“Eh, it’s Summer,” I responded. In Florida, everyone knows that means it’s slow.

He nodded politely, and then seemed to search for another topic. “Well, at least you can catch up on other things in your life.” He smiled.

Immediately I recognized that he didn’t want to leave. In Florida we get a lot of elderly customers that seem lonely and starved for conversation. Sadly, sometimes we have to find ways to ease them out for the sake of business, but this time the store was empty and heck, he was so damn pleasant. I engaged him.

“Yeah, I’ve kept myself pretty busy. Been hitting the gym a lot, riding my bike, and…”

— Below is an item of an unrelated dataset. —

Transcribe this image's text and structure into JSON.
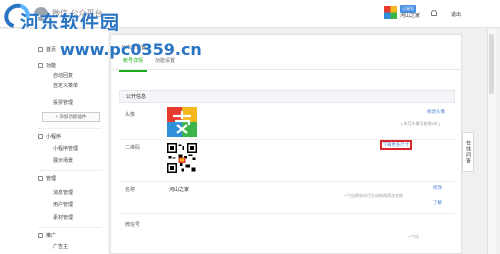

I hesitated for a second. I tell maybe one out of every twenty customers about my double life.

“…and, believe it or not, I have a night job. I’m a standup comedian.”

His eyes lit up. “Really? How exciting! How did you get into that?”

Usually, it’s a story I’m pretty sick of telling, but I jumped into it with him. His enthusiasm was infectious. Soon he knew about the blogging, my old phobia of public speaking, the first time I got on stage, pretty much everything. I also admitted that while I’m excited about what’s going on in my comedy career, I’m getting pretty old to be chasing dreams.

“Preposterous,” he replied. “It’s never too late. I can tell you have a passion for your art. Don’t ever give up on your dream. I think you’ll make it. No, I’m positive you’ll make it. If you have the talent, the passion, and you never give up, you can’t fail.”

He then shook my hand and gestured like he was going to leave. Then he stopped, smiled again, and seemingly to emphasize his point, he repeated himself. “I’m serious. Do not give up on your dream. I fully expect to see you on television someday.” And with that, he got up and left.

I never did see how he got to the store.